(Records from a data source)
****

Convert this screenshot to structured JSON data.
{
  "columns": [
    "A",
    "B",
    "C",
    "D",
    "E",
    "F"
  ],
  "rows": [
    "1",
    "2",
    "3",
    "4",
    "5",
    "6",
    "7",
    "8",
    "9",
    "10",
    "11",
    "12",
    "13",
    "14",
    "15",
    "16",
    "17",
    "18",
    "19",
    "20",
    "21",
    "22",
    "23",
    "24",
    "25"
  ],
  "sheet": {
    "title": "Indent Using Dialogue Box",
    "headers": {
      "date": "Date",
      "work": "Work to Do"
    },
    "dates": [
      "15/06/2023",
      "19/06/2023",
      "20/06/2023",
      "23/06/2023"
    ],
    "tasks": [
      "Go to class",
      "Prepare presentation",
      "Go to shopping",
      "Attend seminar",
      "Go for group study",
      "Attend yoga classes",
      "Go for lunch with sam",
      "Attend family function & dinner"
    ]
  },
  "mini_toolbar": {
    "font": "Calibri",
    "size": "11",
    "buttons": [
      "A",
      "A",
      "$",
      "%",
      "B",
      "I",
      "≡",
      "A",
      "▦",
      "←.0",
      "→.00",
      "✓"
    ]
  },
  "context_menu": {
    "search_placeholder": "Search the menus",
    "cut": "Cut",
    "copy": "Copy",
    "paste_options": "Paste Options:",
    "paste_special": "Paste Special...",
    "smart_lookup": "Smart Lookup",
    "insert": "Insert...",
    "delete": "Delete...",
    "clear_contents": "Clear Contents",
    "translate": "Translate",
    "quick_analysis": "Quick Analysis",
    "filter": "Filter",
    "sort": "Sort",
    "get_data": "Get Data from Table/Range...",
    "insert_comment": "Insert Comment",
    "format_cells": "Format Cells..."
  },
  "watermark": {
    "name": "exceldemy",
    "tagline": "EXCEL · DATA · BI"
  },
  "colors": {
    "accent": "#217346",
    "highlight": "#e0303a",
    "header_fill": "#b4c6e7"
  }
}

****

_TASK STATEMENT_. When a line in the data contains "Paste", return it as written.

_TASK ANSWER_.
    "paste_options": "Paste Options:",
    "paste_special": "Paste Special...",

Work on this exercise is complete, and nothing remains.